Questions for Classroom Discussion

1) What role can performance practices play in illuminating class and religious differences in urban Turkey? What unique perspective does performance enable in discussions of social and economic change?

2) According to Potuoglu-Cook, how has belly dancing traditionally been regarded in Turkey? How do such connotations compare to modern day views of belly dancing in Istanbul? What events have precipitated such shifts in people's understanding of belly dancing?

3) What are the dilemmas of Islamic resurgence in contemporary Turkey? How does Potuoglu-Cook's focus on belly dance articulate those dilemmas?

4) What does Potuoglu-Cook mean by "neoliberal gentrification?" What has this process meant for Istanbul in terms of urban space and local residents? Which kinds of people in particular are at the heart of Potuoglu-Cook's discussion and why? How then, as Potuoglu-Cook writes, do "urban and cultural gentrification mutually constitute one another" (635)?

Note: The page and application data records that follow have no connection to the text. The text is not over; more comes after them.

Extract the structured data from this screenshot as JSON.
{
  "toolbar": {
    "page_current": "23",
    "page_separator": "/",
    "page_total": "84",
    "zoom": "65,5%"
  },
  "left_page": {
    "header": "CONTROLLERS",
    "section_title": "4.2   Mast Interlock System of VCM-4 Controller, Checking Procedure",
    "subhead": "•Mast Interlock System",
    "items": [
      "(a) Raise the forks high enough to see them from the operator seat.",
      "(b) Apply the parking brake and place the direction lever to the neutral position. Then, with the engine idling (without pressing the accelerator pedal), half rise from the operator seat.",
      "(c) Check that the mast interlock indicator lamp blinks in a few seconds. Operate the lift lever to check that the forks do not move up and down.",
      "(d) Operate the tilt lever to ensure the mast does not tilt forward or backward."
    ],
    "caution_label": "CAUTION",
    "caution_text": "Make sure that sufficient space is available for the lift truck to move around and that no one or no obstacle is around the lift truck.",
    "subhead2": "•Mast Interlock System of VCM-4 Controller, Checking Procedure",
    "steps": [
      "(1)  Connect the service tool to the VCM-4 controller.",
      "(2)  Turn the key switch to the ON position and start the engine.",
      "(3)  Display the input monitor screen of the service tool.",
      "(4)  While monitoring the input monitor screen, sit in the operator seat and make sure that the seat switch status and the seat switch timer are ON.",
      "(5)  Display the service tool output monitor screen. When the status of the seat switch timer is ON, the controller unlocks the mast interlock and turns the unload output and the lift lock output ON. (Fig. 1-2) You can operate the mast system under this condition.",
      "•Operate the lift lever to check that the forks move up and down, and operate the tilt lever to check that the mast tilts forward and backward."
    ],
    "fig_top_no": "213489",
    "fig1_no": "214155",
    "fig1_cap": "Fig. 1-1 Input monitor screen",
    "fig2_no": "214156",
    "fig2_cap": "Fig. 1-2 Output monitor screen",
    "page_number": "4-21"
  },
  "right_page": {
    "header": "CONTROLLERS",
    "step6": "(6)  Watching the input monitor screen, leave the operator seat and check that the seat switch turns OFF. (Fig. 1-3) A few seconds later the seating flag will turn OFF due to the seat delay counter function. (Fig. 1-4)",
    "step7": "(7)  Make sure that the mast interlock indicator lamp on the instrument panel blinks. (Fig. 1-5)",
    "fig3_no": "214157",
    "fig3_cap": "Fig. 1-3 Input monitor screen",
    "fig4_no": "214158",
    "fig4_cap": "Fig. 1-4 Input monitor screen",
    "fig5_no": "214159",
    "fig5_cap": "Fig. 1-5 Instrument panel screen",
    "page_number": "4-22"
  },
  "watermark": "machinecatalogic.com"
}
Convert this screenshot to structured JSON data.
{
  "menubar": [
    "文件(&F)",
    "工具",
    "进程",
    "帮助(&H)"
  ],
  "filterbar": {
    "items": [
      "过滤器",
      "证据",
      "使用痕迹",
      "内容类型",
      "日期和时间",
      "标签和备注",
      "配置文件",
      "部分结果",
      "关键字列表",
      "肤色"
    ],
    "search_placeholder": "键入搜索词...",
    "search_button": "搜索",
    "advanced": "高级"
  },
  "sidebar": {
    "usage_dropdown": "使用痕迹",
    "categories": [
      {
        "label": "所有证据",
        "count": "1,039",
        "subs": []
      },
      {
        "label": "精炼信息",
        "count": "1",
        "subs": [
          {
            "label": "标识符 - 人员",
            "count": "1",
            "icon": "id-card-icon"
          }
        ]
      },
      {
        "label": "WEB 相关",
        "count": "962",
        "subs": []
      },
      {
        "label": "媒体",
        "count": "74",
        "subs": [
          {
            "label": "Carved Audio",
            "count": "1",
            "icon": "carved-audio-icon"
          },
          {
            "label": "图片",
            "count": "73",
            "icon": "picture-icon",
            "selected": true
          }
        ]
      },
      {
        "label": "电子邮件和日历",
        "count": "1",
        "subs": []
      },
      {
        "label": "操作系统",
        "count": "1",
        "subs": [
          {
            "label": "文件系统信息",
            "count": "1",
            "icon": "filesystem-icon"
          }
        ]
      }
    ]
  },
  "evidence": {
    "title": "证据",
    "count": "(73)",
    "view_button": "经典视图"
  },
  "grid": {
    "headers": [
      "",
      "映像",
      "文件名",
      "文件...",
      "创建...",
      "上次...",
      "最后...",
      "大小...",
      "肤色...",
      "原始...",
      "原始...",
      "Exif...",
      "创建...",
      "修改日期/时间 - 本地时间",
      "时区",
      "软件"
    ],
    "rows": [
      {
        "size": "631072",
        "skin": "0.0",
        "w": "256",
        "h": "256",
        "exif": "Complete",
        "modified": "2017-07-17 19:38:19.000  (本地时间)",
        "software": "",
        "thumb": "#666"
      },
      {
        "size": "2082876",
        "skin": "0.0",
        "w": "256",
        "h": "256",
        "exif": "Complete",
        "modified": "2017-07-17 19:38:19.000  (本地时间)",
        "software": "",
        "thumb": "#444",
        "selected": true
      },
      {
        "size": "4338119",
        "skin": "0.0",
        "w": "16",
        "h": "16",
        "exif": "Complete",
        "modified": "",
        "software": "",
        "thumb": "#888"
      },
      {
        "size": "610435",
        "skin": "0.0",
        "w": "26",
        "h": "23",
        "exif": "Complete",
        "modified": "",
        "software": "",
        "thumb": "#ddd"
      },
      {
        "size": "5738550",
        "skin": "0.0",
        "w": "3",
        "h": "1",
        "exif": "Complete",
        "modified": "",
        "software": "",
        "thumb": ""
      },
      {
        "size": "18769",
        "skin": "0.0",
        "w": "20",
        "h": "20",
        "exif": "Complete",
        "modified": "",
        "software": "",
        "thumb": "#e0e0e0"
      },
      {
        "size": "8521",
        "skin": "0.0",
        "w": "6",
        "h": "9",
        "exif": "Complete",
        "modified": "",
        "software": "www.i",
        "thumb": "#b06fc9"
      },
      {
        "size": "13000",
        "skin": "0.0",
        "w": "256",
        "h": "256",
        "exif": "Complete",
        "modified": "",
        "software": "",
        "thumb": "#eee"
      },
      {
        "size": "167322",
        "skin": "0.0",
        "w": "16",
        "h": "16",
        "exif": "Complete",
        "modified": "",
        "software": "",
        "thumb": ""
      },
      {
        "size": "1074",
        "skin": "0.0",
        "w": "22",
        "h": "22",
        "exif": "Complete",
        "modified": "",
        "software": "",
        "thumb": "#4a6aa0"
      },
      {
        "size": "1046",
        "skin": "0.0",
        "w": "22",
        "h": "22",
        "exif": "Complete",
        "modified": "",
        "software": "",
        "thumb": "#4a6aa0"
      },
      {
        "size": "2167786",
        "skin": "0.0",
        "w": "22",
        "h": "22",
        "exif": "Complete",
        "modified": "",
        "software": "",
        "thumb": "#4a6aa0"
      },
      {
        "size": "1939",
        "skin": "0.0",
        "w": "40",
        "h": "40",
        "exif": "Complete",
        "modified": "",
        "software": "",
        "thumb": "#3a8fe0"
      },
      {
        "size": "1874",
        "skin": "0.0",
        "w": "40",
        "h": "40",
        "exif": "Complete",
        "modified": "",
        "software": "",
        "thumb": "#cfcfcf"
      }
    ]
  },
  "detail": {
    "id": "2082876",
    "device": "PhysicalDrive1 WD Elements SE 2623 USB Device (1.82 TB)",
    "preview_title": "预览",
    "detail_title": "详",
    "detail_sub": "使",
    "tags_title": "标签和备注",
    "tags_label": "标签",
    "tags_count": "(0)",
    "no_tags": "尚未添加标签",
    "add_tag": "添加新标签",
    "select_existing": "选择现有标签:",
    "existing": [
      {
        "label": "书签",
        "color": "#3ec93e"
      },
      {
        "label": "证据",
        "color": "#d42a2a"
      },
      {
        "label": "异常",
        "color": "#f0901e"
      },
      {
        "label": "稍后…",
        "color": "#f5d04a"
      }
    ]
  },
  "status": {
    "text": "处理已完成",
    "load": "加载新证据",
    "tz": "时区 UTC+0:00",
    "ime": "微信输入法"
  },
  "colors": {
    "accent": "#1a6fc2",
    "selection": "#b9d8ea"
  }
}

5) What was the motivation for redevelopment projects in Istanbul during the 1980s and how has Turkey's international image (in sharp contrast to other Middle Eastern countries) played a role in this project? What is "neo-Ottomania?"

6) How have the construction of modern architecture and the preservation of Ottoman architecture been justified in gentrifying Istanbul? What are some other things--e.g. images and practices--that have been marketed for similar reasons?

7) What does Potuoglu-Cook argue lies beneath Istanbul's image of a "world-class global city" that wears a "facade of material and moral orderliness" (650)?

8) How do different social groups define "cosmopolitanism" in modern Turkey and what are the real costs of clashing cosmopolitan ideals on-the-ground?

"Ortakoy at Night - Istanbul." November 20, 2012 via Sarah Kinna.